— Dataset entries —
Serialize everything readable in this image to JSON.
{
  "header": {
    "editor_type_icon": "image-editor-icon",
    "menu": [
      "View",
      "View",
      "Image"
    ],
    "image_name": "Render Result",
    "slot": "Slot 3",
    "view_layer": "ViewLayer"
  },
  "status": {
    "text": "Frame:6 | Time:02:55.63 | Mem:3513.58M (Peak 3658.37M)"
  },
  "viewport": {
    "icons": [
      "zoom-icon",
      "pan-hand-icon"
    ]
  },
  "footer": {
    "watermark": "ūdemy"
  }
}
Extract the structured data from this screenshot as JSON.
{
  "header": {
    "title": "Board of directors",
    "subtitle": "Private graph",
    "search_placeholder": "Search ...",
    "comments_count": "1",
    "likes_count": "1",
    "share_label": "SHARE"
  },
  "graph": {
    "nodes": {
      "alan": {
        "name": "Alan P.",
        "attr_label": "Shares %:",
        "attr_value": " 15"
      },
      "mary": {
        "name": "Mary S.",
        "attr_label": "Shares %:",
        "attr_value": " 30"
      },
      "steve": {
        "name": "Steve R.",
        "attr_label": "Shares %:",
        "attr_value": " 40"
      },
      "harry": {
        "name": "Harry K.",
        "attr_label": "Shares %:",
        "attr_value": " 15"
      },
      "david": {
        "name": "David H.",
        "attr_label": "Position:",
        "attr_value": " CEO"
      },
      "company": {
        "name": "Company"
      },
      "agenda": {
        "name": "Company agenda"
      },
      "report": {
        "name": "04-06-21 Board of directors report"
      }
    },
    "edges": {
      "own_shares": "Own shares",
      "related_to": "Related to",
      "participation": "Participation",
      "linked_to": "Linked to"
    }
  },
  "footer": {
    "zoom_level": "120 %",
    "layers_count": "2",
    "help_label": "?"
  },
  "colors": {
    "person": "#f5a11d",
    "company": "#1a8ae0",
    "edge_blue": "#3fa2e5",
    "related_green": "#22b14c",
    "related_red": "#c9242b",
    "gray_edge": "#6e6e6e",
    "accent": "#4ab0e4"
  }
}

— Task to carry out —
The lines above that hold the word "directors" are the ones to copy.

— Answer for the task —
    "title": "Board of directors",
        "name": "04-06-21 Board of directors report"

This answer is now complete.